  12. Published

    Plant a Row for the Hungry (PAR)is a national program that encourages gardeners to plant and donate produce to those needing food assistance in their communities. In Springfield, the University of Illinois Extension Master Gardener volunteers have led a local effort to share fresh produce. For the past 19 years, volunteers have worked with the Central Illinois Food Bank and local food pantries.

  13. Published

    Five years ago, University of Illinois Extension Master Gardener and Master Naturalist volunteers started a demonstration garden to feature sun-loving native plants. The Native Wildflower Garden (NWG) demonstrates the use of native plants in home landscapes and how these plants are beneficial to pollinators, particularly struggling Monarch butterflies. Fittingly, the NWG is located at Lincoln Memorial Garden's Ostermeier Prairie Center.

  14. Published

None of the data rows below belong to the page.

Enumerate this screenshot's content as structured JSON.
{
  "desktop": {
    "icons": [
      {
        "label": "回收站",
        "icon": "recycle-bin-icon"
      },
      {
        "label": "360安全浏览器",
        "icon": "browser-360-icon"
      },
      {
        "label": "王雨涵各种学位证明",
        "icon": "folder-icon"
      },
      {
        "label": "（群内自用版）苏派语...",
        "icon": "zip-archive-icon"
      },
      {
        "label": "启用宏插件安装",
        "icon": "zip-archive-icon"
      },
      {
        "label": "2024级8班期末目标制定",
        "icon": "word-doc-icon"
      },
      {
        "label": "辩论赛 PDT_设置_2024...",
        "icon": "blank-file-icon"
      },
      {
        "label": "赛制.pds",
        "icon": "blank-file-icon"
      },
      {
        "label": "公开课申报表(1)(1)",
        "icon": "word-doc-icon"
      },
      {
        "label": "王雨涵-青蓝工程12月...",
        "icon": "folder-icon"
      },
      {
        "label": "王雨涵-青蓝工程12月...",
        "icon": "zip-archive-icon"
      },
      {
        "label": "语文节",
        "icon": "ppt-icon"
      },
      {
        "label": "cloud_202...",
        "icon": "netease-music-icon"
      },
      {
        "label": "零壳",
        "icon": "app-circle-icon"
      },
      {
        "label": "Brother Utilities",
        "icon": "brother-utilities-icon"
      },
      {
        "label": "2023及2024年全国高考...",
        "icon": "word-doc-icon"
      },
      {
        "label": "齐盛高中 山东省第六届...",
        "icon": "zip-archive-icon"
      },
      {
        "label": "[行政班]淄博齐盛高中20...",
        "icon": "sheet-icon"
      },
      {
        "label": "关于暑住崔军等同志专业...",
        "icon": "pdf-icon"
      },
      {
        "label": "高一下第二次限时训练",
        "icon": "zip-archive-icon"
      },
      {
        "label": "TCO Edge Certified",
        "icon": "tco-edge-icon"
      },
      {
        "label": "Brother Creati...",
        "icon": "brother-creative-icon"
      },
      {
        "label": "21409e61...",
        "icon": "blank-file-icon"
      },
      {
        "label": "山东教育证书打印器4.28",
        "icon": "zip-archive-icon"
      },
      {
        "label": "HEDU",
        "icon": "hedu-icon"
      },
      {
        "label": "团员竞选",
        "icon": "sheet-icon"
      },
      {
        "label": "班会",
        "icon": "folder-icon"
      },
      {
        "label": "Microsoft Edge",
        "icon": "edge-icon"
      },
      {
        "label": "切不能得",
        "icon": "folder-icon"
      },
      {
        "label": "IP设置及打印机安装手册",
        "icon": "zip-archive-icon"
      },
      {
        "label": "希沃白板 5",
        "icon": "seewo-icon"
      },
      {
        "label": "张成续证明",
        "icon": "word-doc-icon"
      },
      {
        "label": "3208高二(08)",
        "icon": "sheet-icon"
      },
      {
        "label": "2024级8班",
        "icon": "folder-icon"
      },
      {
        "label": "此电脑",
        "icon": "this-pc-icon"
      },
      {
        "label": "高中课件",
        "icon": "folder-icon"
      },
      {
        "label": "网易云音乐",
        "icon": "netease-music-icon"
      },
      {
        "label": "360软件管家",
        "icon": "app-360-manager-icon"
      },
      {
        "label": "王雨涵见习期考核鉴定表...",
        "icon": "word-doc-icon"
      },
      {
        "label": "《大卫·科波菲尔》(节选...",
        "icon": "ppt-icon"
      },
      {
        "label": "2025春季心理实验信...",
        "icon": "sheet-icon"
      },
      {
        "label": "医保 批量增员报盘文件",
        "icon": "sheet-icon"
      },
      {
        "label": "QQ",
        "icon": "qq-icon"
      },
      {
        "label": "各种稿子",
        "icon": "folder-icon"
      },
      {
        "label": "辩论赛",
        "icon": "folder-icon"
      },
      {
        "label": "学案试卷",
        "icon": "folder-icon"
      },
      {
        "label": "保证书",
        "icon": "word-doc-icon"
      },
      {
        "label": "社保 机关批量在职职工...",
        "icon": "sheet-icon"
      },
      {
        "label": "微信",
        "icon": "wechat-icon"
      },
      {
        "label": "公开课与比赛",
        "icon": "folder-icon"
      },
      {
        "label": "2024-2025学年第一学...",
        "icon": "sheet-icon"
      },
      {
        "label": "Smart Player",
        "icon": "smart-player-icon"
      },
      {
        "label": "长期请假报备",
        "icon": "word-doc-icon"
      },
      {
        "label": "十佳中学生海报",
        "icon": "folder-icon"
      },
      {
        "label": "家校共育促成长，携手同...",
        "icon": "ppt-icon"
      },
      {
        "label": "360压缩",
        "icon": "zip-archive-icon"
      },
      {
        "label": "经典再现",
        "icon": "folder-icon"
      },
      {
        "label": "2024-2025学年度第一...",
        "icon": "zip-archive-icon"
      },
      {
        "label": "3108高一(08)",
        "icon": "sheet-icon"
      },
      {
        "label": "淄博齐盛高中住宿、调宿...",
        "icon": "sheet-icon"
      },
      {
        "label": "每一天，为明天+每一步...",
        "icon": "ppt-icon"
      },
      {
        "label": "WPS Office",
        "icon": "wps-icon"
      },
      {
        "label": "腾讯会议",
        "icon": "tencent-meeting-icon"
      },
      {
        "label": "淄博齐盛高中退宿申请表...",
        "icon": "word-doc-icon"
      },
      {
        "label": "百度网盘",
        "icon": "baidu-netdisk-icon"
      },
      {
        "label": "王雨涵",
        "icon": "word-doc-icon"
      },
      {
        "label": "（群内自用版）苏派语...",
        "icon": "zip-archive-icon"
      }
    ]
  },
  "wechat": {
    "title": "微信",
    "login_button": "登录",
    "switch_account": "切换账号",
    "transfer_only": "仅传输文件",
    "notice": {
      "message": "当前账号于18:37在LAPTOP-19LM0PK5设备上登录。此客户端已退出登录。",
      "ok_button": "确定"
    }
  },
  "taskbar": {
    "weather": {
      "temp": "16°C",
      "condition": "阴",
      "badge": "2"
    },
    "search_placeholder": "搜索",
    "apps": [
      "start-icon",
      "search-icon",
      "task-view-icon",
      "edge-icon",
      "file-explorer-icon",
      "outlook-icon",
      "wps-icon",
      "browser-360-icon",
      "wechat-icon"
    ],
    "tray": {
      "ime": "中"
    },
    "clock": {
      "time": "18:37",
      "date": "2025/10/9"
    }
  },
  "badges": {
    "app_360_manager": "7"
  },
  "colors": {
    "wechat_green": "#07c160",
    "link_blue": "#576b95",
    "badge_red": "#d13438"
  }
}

    In recent years, home gardeners and small farmers have become more interested in growing hops.Several years ago, University of Illinois Extension Logan-Menard-Sangamon Master Gardener volunteers decided to experiment with growing hops in preparation for it being Herb of the Year in 2018.They planted two varieties (Humululs lupulus 'Aureus' and Humulus lupulus 'Newport') in the Herb Demonstration Garden. Each year, these vigorous vines catch the attention of visitors and prompt many questions.

  15. Published

    In 2012, the University of Illinois Extension Master Gardener volunteers began a restoration of the gardens of the Dana-Thomas House and at the cottage on the west side of the railroad tracks. One of the many projects undertaken was a planting of various native plants in a garden behind the cottage. This project was later expanded to include appropriate plants for a pollinator garden.

  16. Published

    On Saturday, March 25, fifteen garden enthusiast attended a "Vegetable Gardening Symposium" to learn and share experiences about some of the vegetable and fruit choices available for early planting in the home garden. Participants also learned more about composting and how easy it is to recycle vegetable scraps and yard waste to build rich compost for use in your garden.

  17. Published

    At a recent University of Illinois Extension Master Gardener training class, held at the Extension office in Springfield, a group of Master Gardener trainees observed firsthand the proper technique for pruning grape vines. The lunch time demonstration was presented by Master Gardener volunteer Bill Budd in the Fruit and Vegetable Demonstration Garden outside the extension office located at 700 South Airport Drive, Springfield. As you can see by the pictures, grape pruning often entails removing 80 to 90% of the vines.

  18. Published

    Volunteering is a great way to share your talents. University of Illinois Extension Master Gardener program provides an opportunity for participants to learn more about gardening, develop new friendships and share information with others on good gardening practices.

  19. Published

    Raising vegetables in a square foot garden can be a great way to grow produce in a small space. In 2016, master gardener volunteers planted a square foot garden in their Small Fruits and Vegetables Demonstration Garden.

    The set-up followed the expertise of Mel Bartholemew set out in his "Square Foot Gardening" books.

    These three pictures of the "Square Foot Garden" were taken on October 25, 2016, showing plants still growing because a killing frost has yet to occur.

  20. Published

    Worth Waiting For....

    There are many annual and perennial sages commonly found in gardens in spring and summer. They are reliable bloomers in reds, blues, and other colors and fill a variety of landscape needs. Several Salvia species are easy to grow, relatively trouble free, and pollinator friendly.